BEGIN Supplied material

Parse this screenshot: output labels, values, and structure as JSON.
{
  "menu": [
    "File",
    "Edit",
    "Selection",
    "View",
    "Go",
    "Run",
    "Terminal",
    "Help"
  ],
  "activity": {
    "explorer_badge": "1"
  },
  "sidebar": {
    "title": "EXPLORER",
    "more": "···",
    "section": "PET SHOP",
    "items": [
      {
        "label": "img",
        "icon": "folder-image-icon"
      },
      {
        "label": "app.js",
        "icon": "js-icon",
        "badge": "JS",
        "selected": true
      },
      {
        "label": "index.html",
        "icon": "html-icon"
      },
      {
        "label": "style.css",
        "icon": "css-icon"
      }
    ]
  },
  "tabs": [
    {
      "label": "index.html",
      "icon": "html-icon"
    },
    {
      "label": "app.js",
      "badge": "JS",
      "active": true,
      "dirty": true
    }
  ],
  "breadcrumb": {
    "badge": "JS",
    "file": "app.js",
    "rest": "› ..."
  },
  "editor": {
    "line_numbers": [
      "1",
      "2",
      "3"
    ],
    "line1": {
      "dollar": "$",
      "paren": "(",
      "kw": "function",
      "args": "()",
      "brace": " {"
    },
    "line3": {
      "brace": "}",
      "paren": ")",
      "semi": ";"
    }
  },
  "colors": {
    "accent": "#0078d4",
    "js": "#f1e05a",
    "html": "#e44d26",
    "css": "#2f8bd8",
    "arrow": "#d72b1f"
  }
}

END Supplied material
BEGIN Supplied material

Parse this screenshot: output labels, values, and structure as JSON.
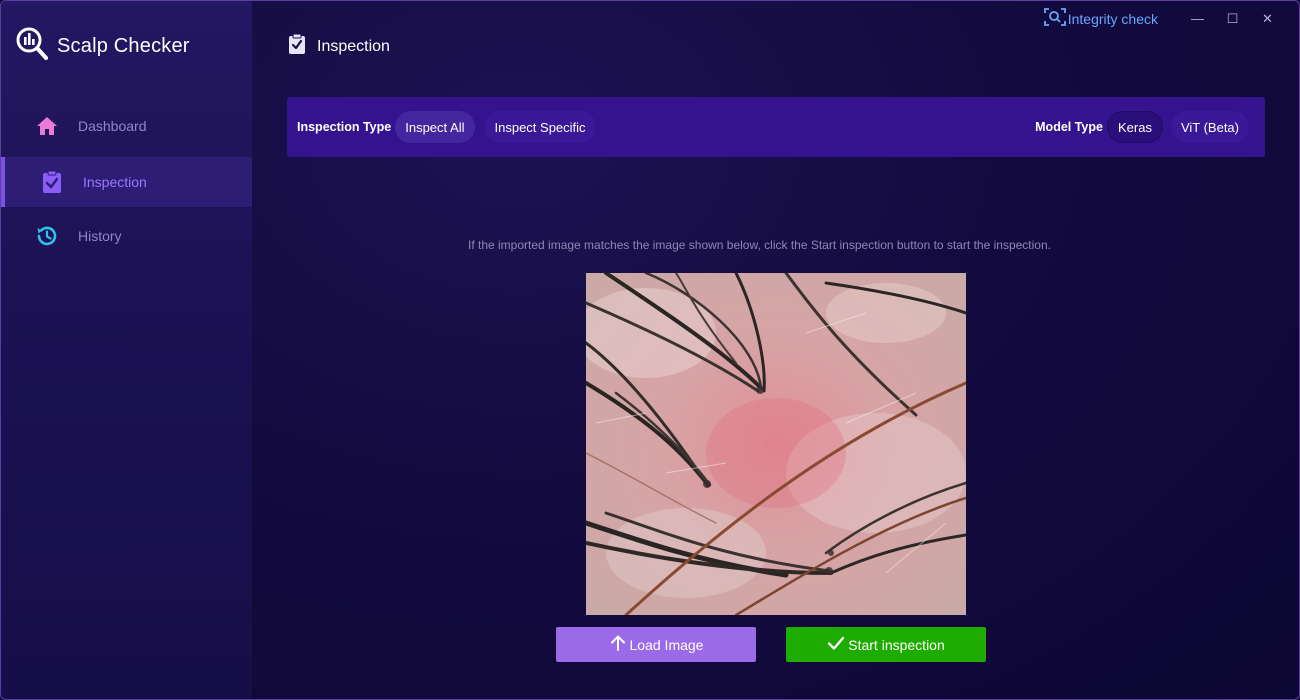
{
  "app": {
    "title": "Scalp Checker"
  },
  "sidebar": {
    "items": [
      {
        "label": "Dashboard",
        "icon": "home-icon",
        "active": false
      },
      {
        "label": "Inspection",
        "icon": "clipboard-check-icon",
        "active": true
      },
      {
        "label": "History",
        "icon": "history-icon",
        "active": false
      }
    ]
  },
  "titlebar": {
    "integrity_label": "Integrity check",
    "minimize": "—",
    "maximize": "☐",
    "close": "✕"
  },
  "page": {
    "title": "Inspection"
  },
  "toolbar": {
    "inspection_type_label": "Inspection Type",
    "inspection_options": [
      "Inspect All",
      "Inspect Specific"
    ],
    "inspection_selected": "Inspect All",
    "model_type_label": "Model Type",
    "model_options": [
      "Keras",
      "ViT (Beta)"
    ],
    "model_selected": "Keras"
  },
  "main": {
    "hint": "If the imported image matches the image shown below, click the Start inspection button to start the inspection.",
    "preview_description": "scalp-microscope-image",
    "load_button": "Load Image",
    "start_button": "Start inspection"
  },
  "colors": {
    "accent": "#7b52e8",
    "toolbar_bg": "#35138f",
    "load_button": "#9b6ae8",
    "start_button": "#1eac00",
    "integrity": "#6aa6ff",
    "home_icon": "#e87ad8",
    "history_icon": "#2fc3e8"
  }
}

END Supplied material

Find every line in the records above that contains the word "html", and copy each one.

**Completed exercise:**
        "label": "index.html",
        "icon": "html-icon"
      "label": "index.html",
      "icon": "html-icon"
    "html": "#e44d26",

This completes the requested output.